United States Court of Appeals, District of Columbia Circuit
Argued September 22, 2014.
On Petition for Review of Orders of the Surface Transportation Board.
Paul A. Hemmersbaugh argued the cause for petitioner. With him on the briefs were G. Paul Moates, Matthew J. Warren, Peter J. Shudtz, Paul R. Hitchcock, and John P. Patelli.
Theodore L. Hunt, Attorney, Surface Transportation Board, argued the cause for respondents. With him on the brief were William J. Baer, Assistant Attorney General, U.S. Department of Justice, Robert B. Nicholson, Nickolai G. Levin, and Daniel E. Haar, Attorneys, Craig M. Keats, General Counsel, Surface Transportation Board, and James A. Read, Attorney.
Jeffrey O. Moreno and David E. Benz were on the brief for intervenor Total Petrochemicals & Refining USA, Inc. in support of respondents.
Circuit Judge, EDWARDS, Senior Circuit Judge, and GINSBURG, Senior Circuit
Edwards, Senior Circuit Judge:
The Surface Transportation Board (" STB" or " Board" ) has exclusive jurisdiction over interstate rail transportation, including the power to review and modify railroad rates to ensure that they are reasonable. 49 U.S.C. § § 10501, 10701, 10707. However, the Board can only examine the reasonableness of a rail carrier's rate if it determines that the railroad has " market dominance" over the transportation route to which the rate applies. Id. § § 10707(b), (d). A railroad has market dominance over a route in the " absence of effective competition from other rail carriers or modes of transportation." Id. § 10707(a).
On May 3, 2010, Total Petrochemicals & Refining USA, Inc. (" TPI" ) filed a rate complaint with the STB, alleging that numerous CSX Transportation (" CSX" ) common carrier rates were unreasonable. CSX moved for an expedited procedure with respect to questions related to market dominance. The Board granted the motion and bifurcated the adjudication into two phases -- a market dominance phase and a second rate reasonableness phase. On May 31, 2013, the Board issued a decision, concluding that CSX had market dominance over 51 contested rates. On December 19, 2013, the Board rejected requests for reconsideration. CSX immediately sought review by this court of the Board's interlocutory ruling regarding the 51 rates with respect to which CSX was found to have market dominance.
The Board contends that this action should be dismissed because the contested market dominance decision is merely an interlocutory, non-final order. In response, CSX asserts that the Board's decision is a final order that is subject to review by this court because the decision concludes the agency's market dominance decisionmaking process. The railroad also argues that the decision is reviewable independent of finality because in determining market dominance the Board adopted a new legislative rule without notice and comment.

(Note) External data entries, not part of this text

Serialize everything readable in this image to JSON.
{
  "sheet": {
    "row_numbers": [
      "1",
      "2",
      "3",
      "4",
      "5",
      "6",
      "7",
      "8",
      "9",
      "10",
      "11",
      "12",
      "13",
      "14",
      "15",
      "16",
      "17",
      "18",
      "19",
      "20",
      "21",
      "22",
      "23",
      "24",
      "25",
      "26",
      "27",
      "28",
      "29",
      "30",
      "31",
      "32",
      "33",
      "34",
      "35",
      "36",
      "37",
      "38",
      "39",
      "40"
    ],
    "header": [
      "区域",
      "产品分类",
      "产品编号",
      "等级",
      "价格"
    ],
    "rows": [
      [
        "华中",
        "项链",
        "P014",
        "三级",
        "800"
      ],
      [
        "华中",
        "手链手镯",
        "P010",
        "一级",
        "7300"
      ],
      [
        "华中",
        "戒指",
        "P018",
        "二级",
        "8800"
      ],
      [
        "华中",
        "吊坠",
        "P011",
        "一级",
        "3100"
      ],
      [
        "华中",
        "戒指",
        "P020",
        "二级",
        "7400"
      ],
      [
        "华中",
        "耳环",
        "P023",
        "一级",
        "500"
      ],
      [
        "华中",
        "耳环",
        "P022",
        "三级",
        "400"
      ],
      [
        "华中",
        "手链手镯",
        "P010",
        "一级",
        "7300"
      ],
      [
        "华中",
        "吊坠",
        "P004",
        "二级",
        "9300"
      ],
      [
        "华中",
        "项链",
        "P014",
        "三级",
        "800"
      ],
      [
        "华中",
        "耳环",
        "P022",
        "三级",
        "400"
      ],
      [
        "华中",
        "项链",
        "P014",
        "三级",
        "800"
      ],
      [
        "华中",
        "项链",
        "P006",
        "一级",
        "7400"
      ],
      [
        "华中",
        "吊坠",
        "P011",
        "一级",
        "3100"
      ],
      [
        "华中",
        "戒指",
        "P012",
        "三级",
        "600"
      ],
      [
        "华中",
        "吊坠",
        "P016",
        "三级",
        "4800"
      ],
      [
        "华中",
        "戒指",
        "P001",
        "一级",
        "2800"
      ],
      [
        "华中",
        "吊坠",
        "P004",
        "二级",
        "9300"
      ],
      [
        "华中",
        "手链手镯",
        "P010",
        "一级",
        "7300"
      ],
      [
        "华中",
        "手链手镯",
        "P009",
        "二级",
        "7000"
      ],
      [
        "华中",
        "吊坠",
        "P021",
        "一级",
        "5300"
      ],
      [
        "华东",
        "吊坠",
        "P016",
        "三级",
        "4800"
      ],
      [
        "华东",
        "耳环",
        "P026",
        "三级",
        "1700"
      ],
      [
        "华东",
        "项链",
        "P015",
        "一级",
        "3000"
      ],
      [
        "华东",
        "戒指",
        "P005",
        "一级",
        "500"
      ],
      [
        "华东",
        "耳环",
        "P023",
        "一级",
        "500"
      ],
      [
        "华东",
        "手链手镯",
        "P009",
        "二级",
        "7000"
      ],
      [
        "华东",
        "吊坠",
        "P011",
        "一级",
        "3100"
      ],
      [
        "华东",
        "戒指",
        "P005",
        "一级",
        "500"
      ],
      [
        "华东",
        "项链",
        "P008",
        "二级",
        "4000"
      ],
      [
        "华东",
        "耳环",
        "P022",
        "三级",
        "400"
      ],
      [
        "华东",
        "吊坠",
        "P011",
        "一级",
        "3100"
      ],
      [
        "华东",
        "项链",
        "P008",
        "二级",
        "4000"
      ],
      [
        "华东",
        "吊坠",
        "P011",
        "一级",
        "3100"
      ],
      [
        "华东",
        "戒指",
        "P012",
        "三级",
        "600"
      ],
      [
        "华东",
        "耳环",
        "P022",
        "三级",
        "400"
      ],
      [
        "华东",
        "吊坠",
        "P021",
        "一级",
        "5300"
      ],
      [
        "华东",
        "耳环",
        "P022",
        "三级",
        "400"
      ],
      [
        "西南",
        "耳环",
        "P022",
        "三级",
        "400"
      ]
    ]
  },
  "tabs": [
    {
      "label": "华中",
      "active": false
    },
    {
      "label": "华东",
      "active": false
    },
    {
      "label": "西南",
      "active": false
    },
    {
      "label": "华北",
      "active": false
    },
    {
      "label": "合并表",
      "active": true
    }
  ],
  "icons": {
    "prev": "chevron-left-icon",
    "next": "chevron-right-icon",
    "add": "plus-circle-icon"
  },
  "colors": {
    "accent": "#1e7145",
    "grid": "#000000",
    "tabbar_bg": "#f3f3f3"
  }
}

The Board has the better of both arguments.
Under the Hobbs Act, 28 U.S.C. § 2342, this court has jurisdiction to review only " final" orders of the Board. " Finality under the Hobbs Act is to be narrowly construed." Blue Ridge Envtl. Def. League v. Nuclear Regulatory Comm'n, 668 F.3d 747, 753, 399 U.S.App.D.C. 202 (D.C. Cir. 2012) (citation and internal quotation marks omitted). In an administrative adjudication, a final order typically " disposes of all issues as to all parties." Id. (citation omitted). There is no final order here because the Board has yet to inquire into the reasonableness of CSX's rates and has issued no adverse ruling with respect to any rate. That the STB acceded to CSX's request to bifurcate the adjudication does not change the fact that the decision in question is merely an interlocutory order issued in a matter that is still presently pending before the Board. And there is no exception to the final order rule for petitioners who allege that an agency has adopted a new legislative rule during the course of an adjudication without notice and comment. This is a ...